I won’t provide the entire history of MoCA adoption and rollout, but the list below highlights the throughput that each MoCA version can theoretically support. We can see that from MoCA 2.0/2.1 Bonded and on, we are dealing with throughput that is suitable to be the backbone of a home network.
- MoCA 1.0: 100 Mbps
- MoCA 1.1: 175 Mbps
- MoCA 2.0: 500 Mbps
- MoCA 2.0 Bonded: 1000 Mbps
- MoCA 2.1: 500 Mbps
- MoCA 2.1 Bonded: 1000 Mbps
- MoCA 2.5: 2500 Mbps
- MoCA 3.0: 10000 Mbps
This diagram shows the topology of the network at the time of writing. It has been fully operational, with the MoCA backhaul running at gigabit speeds, for years.
ARRIS SURFboard DOCSIS 3.1 Cable Modem
The network bridge between the home LAN and the WAN, as accessed through my cable Internet Service Provider.
Ubiquiti UniFi Security Gateway
The router is responsible for managing the LAN and providing access to the WAN for local devices.
Ubiquiti UniFi Switch, 8-Port 150W
The “backbone” switch for the home LAN. There is one port dedicated to the router. The rest of the ports are for access points and wired devices.
Ubiquiti UniFi Cloud Key Gen2 Plus
The host for the Ubiquiti Unifi controller software that I use to manage the network.
Ubiquiti UniFi Access Point AP-AC-HD
The primary access point for the house, located on the second floor. It handles the most significant number of clients.
Ubiquiti UniFi Access Point AP-AC-HD (2x)
The secondary access points for the house, located on the first and third floors. These are smaller access points that carry fewer clients.
The Ubiquiti access points can each act as a switch and provide an RJ45 to extend the wired network.
MoCA’s responsibility in the network deployment is to act as an RJ45-to-coax bridge at the sites where I need to deploy access points. There are three adapters in play:

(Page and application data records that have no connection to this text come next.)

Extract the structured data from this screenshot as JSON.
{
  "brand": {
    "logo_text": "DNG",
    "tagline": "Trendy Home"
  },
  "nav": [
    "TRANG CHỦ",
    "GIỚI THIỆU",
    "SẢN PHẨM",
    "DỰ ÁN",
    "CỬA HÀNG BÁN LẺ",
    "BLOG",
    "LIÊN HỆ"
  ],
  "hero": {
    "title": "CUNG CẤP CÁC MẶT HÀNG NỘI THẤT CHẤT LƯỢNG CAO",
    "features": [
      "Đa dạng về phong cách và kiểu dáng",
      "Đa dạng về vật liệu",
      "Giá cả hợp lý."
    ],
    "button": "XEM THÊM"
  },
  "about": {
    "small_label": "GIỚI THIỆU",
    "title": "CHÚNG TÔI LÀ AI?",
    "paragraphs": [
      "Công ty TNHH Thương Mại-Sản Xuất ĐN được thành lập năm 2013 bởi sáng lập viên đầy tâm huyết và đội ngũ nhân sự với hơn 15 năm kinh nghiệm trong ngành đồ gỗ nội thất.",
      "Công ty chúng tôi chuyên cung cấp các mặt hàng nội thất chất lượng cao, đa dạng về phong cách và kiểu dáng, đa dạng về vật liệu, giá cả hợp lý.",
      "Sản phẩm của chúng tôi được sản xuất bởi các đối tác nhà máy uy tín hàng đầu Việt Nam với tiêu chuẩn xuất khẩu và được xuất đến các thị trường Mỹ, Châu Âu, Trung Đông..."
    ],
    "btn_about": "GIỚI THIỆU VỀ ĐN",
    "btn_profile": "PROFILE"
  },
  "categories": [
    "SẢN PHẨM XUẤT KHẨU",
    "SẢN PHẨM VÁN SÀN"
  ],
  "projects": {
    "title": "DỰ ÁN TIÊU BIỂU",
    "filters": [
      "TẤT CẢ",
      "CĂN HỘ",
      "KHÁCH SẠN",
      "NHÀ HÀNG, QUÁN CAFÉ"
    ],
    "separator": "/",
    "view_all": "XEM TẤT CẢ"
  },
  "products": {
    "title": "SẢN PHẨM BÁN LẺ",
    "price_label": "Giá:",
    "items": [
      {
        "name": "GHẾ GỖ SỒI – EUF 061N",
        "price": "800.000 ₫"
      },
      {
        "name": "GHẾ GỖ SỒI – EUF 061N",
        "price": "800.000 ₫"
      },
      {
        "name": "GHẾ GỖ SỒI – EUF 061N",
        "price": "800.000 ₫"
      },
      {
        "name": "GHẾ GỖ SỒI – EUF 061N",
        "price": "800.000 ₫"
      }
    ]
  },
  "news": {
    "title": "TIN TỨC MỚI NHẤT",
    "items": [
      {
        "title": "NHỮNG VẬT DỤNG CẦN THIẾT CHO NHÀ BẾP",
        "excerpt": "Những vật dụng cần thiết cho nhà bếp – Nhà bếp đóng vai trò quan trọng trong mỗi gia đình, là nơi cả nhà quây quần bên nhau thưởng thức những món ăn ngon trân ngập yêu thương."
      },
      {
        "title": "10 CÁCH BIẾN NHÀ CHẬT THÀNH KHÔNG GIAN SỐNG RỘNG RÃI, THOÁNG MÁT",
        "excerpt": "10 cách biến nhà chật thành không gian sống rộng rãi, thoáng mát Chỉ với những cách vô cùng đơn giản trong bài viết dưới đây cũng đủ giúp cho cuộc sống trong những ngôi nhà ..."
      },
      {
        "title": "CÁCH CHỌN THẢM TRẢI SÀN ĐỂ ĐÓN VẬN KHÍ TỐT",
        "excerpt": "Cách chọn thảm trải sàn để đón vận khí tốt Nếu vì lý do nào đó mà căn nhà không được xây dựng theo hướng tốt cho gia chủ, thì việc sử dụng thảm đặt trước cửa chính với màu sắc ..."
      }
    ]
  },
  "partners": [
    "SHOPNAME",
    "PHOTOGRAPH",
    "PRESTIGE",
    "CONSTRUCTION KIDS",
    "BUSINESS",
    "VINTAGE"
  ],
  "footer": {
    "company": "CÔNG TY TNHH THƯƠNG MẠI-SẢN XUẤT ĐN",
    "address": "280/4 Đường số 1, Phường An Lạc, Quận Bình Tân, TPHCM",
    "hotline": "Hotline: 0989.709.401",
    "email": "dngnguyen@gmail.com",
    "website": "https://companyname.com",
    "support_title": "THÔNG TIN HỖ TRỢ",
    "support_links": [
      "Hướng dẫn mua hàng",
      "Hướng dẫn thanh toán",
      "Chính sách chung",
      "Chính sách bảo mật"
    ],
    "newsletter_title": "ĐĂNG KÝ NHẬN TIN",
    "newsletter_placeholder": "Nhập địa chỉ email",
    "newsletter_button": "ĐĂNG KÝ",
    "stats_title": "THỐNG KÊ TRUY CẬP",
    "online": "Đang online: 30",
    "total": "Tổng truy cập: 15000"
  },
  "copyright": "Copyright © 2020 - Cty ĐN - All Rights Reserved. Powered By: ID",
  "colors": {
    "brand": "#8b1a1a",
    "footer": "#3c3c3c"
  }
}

- The primary adapter sits between the incoming ISP coax drop and the cable modem on the third floor. It is also connected to the switch to connect to the LAN. This adapter’s responsibility is to “inject” the coax backhaul in the house with the MoCA Internet connection, as provided by the cable modem. No access points are dependent on this adapter because the third-floor access is connected directly to the switch. It needs to sit between the ISP drop and the cable modem because the room has only one F connector, which is shared by the ISP connection and the MoCA LAN.
- A bridging adapter is deployed on the first floor, connected to the room’s coaxial F connector, and provides Internet access to the first-floor access point.
- A bridging adapter is deployed on the second floor, connected to the room’s coaxial F connector, and provides Internet access to the second-floor access point.
I am currently using the Actiontec Bonded MoCA 2.0 adapters in all locations.
Two popular options for running a home network in a building not wired for RJ45 are Powerline and mesh networks.
My cursory investigation found that Powerline isn’t suitable for gigabit speeds. My inner networking wonk finds wireless backbones to be distasteful, so running a mesh network was never a personal consideration.